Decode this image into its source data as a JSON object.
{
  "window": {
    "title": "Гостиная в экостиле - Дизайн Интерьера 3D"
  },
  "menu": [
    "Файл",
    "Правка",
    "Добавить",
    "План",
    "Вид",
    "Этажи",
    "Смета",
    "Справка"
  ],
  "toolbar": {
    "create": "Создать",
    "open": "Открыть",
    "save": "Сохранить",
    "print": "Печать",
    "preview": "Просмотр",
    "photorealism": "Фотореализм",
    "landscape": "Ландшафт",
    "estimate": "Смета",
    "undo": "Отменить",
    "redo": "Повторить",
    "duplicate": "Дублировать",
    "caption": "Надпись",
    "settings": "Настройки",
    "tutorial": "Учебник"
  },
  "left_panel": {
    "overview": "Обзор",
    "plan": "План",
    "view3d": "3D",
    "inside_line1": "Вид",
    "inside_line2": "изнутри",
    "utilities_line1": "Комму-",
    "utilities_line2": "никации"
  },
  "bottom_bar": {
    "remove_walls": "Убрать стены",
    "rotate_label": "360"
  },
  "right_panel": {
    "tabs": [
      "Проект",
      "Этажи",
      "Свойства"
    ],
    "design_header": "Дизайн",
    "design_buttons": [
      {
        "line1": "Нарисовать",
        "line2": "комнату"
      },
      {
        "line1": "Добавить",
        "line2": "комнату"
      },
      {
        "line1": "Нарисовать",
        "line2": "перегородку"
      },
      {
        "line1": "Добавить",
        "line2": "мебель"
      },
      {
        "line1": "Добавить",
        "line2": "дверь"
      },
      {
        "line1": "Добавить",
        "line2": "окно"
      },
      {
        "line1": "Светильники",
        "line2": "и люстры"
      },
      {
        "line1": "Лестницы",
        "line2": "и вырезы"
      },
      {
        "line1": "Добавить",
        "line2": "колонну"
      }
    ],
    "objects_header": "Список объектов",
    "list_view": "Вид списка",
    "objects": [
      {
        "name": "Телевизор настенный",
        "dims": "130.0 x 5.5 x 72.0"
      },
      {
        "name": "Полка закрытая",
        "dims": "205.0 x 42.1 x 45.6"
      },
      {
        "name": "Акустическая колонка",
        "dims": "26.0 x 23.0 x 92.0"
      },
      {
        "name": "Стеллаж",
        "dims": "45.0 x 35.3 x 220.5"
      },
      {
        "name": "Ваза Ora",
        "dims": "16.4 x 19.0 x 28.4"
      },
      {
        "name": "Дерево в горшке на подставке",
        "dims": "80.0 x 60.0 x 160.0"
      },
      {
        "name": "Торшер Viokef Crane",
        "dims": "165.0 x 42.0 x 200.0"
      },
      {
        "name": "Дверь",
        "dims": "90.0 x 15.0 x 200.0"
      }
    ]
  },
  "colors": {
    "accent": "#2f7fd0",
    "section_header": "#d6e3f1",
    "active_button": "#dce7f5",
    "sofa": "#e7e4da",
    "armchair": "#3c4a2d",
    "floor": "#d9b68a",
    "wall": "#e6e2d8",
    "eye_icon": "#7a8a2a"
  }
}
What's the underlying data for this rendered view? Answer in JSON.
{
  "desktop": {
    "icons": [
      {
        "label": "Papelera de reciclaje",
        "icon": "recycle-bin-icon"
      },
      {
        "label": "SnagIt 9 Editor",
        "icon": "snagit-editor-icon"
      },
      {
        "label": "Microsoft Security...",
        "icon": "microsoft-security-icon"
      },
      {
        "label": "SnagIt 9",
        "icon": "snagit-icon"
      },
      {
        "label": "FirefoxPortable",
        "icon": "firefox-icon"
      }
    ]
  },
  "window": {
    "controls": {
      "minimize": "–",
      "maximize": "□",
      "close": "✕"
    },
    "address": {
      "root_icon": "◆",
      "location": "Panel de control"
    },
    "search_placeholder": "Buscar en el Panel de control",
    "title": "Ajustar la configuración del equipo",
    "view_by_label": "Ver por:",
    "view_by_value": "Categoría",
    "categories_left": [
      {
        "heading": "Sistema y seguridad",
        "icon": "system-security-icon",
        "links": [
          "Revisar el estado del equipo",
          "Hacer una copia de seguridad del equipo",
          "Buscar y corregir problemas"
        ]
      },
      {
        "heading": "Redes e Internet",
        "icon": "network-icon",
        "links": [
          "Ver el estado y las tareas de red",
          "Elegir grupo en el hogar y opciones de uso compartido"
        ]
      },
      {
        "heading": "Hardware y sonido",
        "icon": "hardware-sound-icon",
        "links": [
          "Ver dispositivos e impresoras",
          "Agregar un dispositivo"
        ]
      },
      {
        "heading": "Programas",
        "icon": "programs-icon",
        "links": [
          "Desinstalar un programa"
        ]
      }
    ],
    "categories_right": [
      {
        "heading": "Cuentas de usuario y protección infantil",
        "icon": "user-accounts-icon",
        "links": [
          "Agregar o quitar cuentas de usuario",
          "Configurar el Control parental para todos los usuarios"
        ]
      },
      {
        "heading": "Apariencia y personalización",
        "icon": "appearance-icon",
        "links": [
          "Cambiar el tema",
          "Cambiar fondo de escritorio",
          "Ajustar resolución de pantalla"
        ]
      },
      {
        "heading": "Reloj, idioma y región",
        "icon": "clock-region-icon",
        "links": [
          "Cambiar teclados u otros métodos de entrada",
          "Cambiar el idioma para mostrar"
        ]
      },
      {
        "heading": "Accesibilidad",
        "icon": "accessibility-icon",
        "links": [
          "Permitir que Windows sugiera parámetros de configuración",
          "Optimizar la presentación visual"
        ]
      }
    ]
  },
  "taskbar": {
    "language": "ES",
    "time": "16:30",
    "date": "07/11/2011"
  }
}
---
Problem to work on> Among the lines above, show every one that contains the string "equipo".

Reply>
    "title": "Ajustar la configuración del equipo",
          "Revisar el estado del equipo",
          "Hacer una copia de seguridad del equipo",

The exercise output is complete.